We mentioned recently that Google was sitting on $24.5 billion in cash.  Apple has $40 billion in cash, and even after paying out huge dividends, Microsoft still has $37 billion in the green stuff.

From a friend at the FDIC:  “We are doing a LOT of hiring right now, in case you want to make your readers aware.  These are temporary jobs (2+ years) mainly located in So. California, No. Florida, Chicago, Dallas and some other spots here and there.  These are bank resolutions jobs - closing banks and liquidating them. HERE IS THE JOBS LINK .  Okay, you guys. This may be a great way to get back on the merry-go-round!

Unless you think California will default on its bonds, you can buy California Lease Revenue Bonds maturing in 19 years and yielding 5.82%.  Since they’re tax exempt, this is the equivalent of about 9.5%.

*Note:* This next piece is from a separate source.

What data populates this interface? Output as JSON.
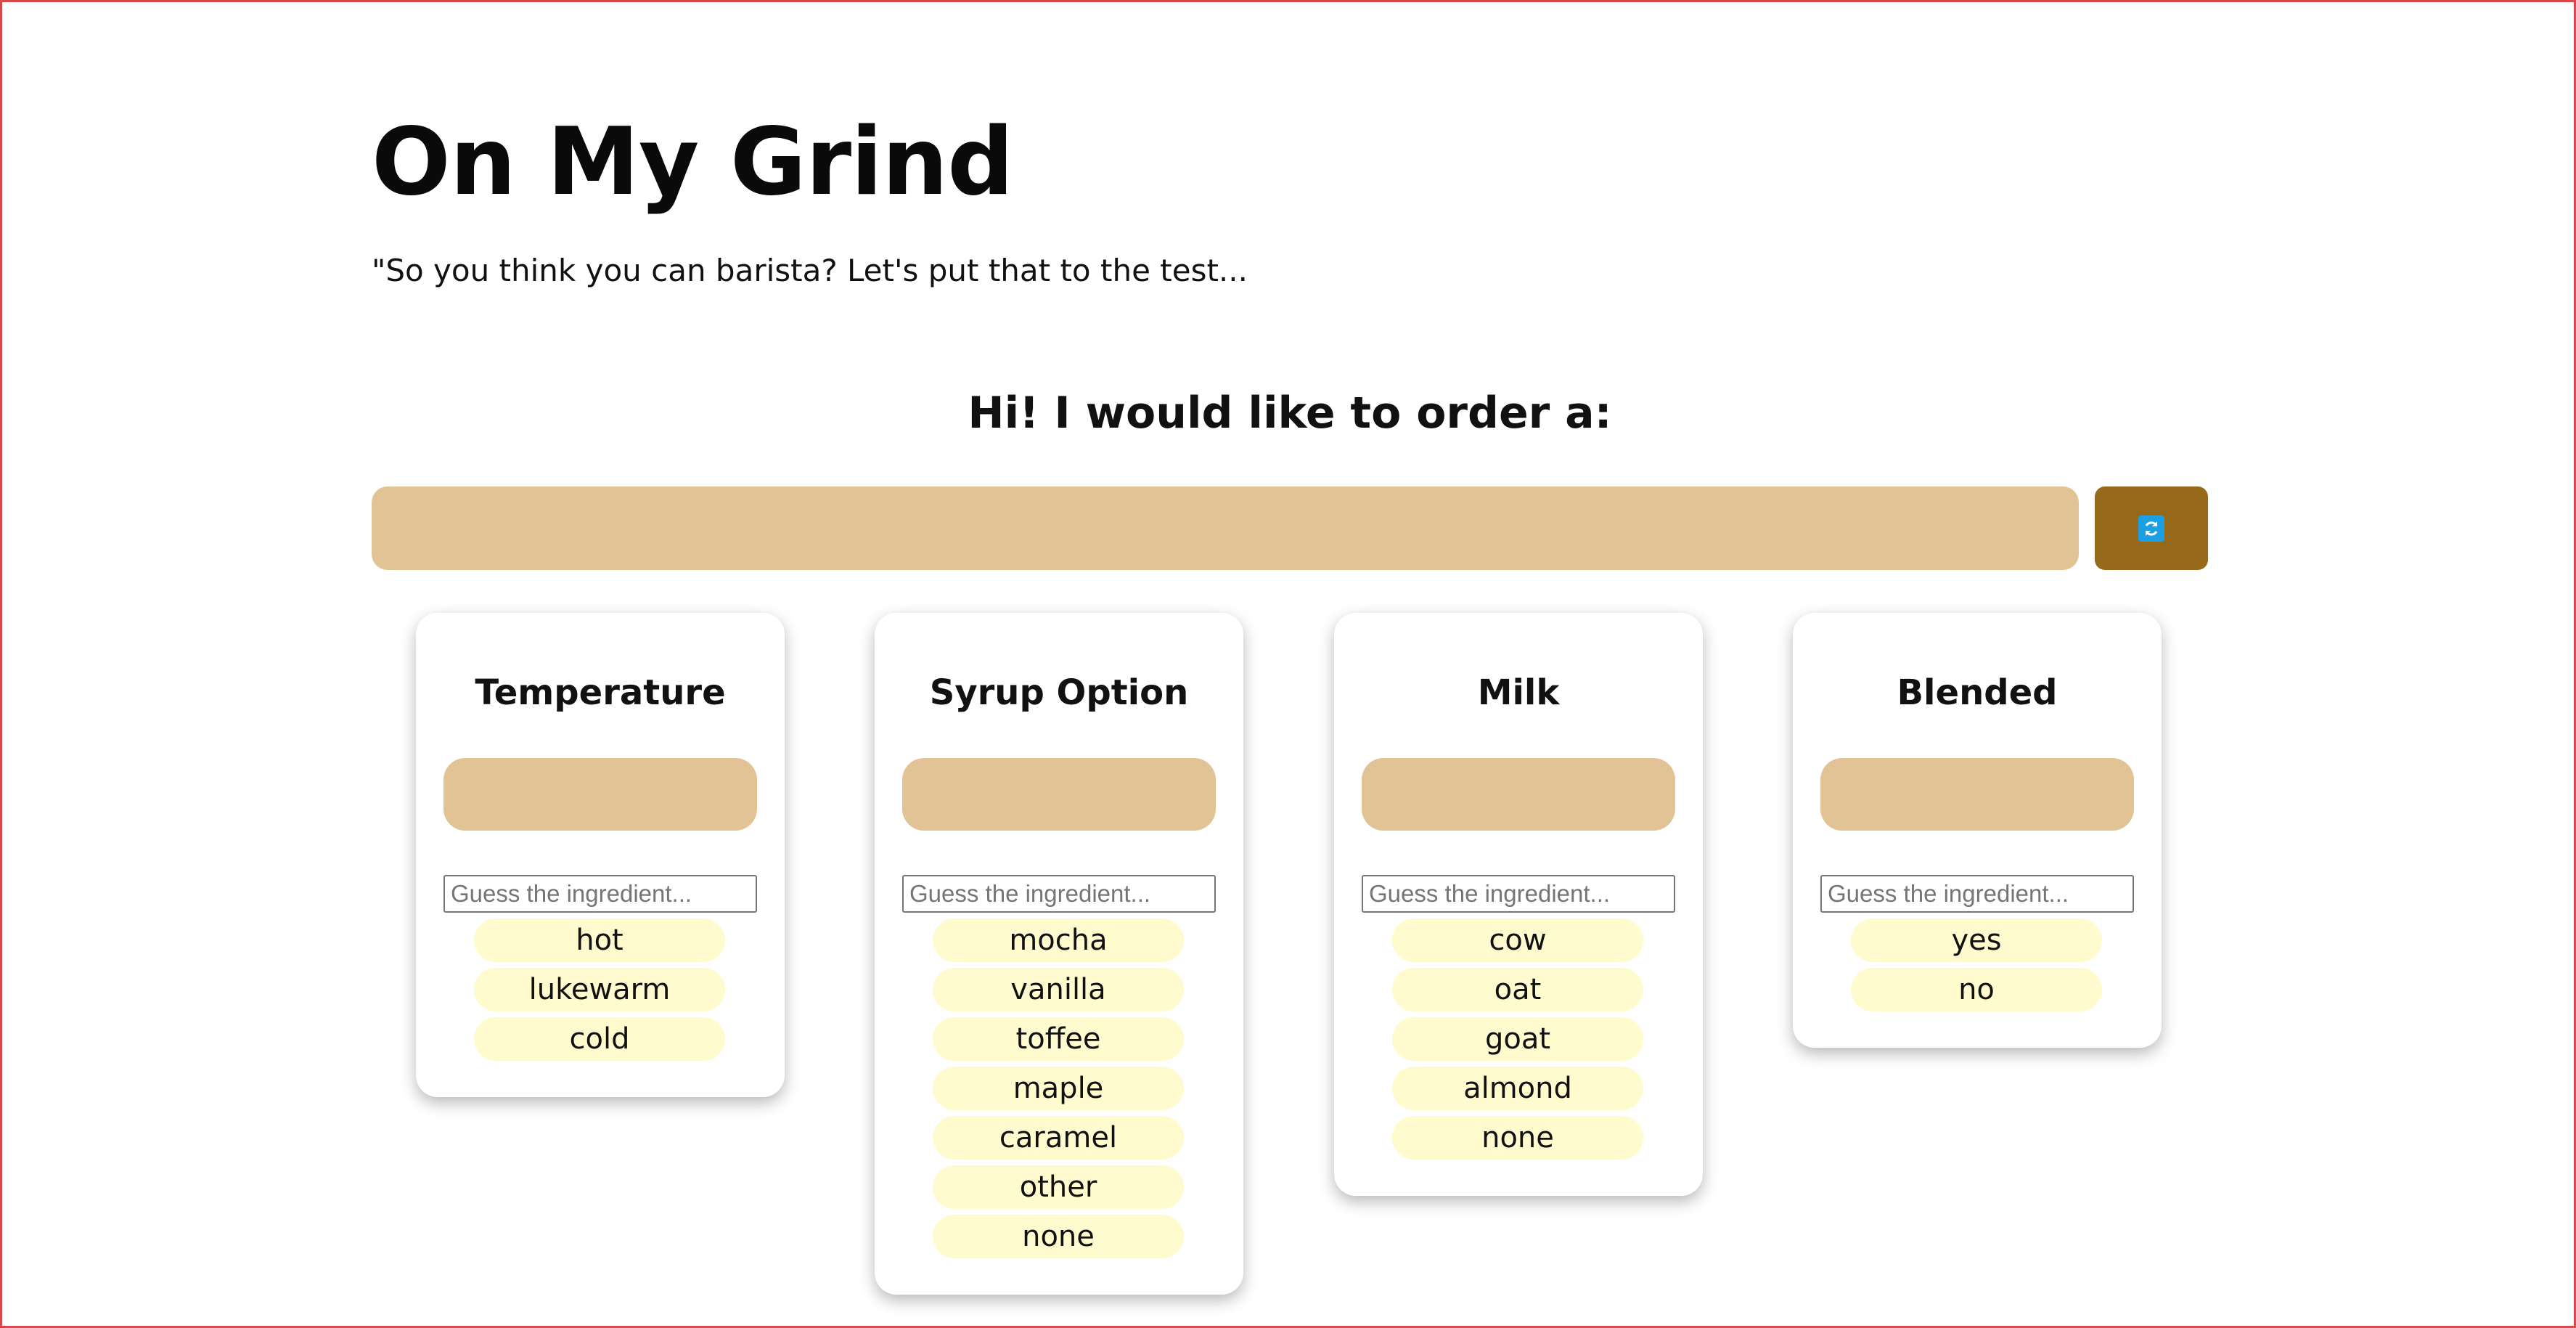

Writing this Report is easy, but it’s editing it that’s hard.  Oscar Wilde once wrote out editing one his works: ”I was working on the proof of one of my poems all the morning, and I took out a comma. In the afternoon I put it back in again.” 

Most mortgage bankers we speak to are planning to expand and do even more volume in 2010 than in 2009. We don’t want to name names, but we spoke to one Orange County (CA) owner whose company closed about $530 million last year who told us that that “We’ll close $400 million in 2010 if we’re lucky, and will probably do $350 million.”  It’s so refreshing to see such a realistic approach.  And it’s no wonder that their warehouse lender likes them so much.

Look at some of these Neighborhood Watch scores. Kate Berry of American Banker did some excellent investigative reporting on this.  Notice how poor the scores are for the homebuilder controlled companies?

41%      Bank of America
76%      U.S. Bank
115%    GMAC Bank
129%    Lennar Homes (Universal) 
136%    DR Horton Homes
160%    CTX Mortgage (Centex)

These numbers are as a percentage of the national average.  This means that Bank of America’s loans default only 41% as often as the national average. HUD has made it clear that every three months it will review all FHA loans originated over the preceding two years.  It also said that it can terminate any lender whose default and claims rate was more than triple that of its region.

We were looking at Obama’s new budget and we have a few thoughts on dealing with the deficit:  $135 billion for the Dept. of Agriculture? Except for food stamps, do we even need this department? What do they do, teach farmers how to farm?  Let farmers hedge their production with futures and forward sales.  $82 billion for the Education Department?  Education is run at the state and local level, so what does this department even do?   Have schools gotten better since this department was formed 25-30 years ago? NASA ($18 billion) and Commerce ($14 billion) are small potatoes, but would anyone even notice if we cut their budgets by half?  And $206 billion for a Labor Department? What do they do there?  They might need a little to run the National Labor Relations Board and a few things like that. If part of their budget is for unemployment, keep that but dump everything else they do.  As Ronald Regan once said, there may not be easy solutions, but there are simple ones.

We get asked every so often about accounting packages, and we pretty much like them all. QuickBooks is kind of weak on security, but it works.  We like Great Plains, MAS-90, and maybe our favorite is AMB, the only one we know of which is designed specifically for mortgage banking.

Leakage:  One company tells us they have a hard time tracking leakage loan by loan.  They asked if it would work to track it in the aggregate month-by-month. Absolutely yes. Even  if you can’t do it at a loan level detail, you’ll learn a lot if, say, you know you build in a profit of 150 bps on FHA loans and over a trailing three months, you averaged only 139 bps. That’s almost as good as doing it loan by loan.